All the other trekkers know how much I love water. However...

Thankfully, WLG withdrew his efforts from this area. He also worked for a Quaker newspaper named the Genius of Universal Emancipation. Now that sounds more like it! Yet it was here that Garrison's writing led to his arrest. He chose to criticize a merchant who dealt in the slave trade. From this episode he spent seven weeks in jail. After his release his "gun" was cocked and he was ready to "aim and shoot" in the name of abolishing of slavery. Not long after, he began publishing his own newspaper, known as the Liberator.

 Triple-threat, Fredrick Douglass, WLG, and Lewis Hayden

"My country is the world, and my countrymen are mankind". This sweeping statement was the slogan for the Liberator and truly embodied the life and spirit of Garrison. He had the help of other abolitionists, such as Frederick Douglass and Lewis Hayden Garrison's unrelenting spirit caused him to be reviled by proponents of slavery. The state of Georgia actually offered five thousand dollars for Garrison's arrest and conviction.

Caption: Please let your light shine on the world!

This was done because of Garrison's efforts to help a woman named Prudence Crandall open a school for black girls in Boston. In other words, Garrison's blood was sought after so fervently only for believing (and speaking on it) that "all men are created equal." He later denounced the Declaration of Independence as nothing but words of hypocrisy, written on parchment of untruth. Garrison claimed, "I am aware that many object to the severity of my language, but is there not cause for severity? I will be as harsh as truth, and as uncompromising as justice."

And what about you, friend? Do you, too, see hypocrisy, lies, and the ways of the unjust affecting your daily life? These events can take place in the halls of our government or on your own school grounds. Garrison should indeed inspire you to take action. This was a man who could have easily (probably more easily) profited from slavery than he did by fighting it. Ahhh... but he did not! He took the road less traveled. Your feet are no more sensitive than Garrison's, so go out and let your light shine on the world!


Please email me at: kevin1@ustrek.org


Links to Other Dispatches

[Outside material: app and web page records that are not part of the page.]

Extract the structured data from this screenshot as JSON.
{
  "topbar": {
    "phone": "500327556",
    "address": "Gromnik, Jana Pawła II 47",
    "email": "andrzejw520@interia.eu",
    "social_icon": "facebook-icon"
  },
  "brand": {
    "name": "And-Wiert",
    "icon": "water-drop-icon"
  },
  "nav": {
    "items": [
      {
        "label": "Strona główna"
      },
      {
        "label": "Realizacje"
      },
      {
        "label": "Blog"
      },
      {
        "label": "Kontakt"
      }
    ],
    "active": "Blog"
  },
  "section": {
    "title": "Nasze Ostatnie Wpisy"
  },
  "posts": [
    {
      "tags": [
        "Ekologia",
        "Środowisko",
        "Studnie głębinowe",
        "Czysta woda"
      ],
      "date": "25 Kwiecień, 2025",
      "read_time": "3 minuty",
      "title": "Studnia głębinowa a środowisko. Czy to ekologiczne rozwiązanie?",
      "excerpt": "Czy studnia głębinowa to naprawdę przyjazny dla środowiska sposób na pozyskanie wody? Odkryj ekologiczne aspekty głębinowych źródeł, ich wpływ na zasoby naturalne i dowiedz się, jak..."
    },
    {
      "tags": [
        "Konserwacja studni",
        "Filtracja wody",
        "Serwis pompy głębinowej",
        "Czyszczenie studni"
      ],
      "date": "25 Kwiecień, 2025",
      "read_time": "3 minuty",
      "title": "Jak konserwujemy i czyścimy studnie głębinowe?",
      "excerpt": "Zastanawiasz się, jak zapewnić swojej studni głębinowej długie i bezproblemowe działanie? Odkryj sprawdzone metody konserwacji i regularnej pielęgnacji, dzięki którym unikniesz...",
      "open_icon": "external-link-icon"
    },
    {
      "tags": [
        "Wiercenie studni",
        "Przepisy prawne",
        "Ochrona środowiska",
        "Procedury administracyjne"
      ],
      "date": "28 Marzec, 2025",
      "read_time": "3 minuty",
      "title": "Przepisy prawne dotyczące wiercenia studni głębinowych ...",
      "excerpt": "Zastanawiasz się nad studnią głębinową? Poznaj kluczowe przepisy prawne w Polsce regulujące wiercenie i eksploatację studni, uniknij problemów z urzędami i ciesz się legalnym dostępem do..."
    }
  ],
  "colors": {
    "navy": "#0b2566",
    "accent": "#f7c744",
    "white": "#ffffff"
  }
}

Irene - Black abolitionist Frederick Douglass: A blazing intellect and a heart on fire
Daphne -- All aboard the Underground Railroad
Kevin - America's open season for "slavecatchers"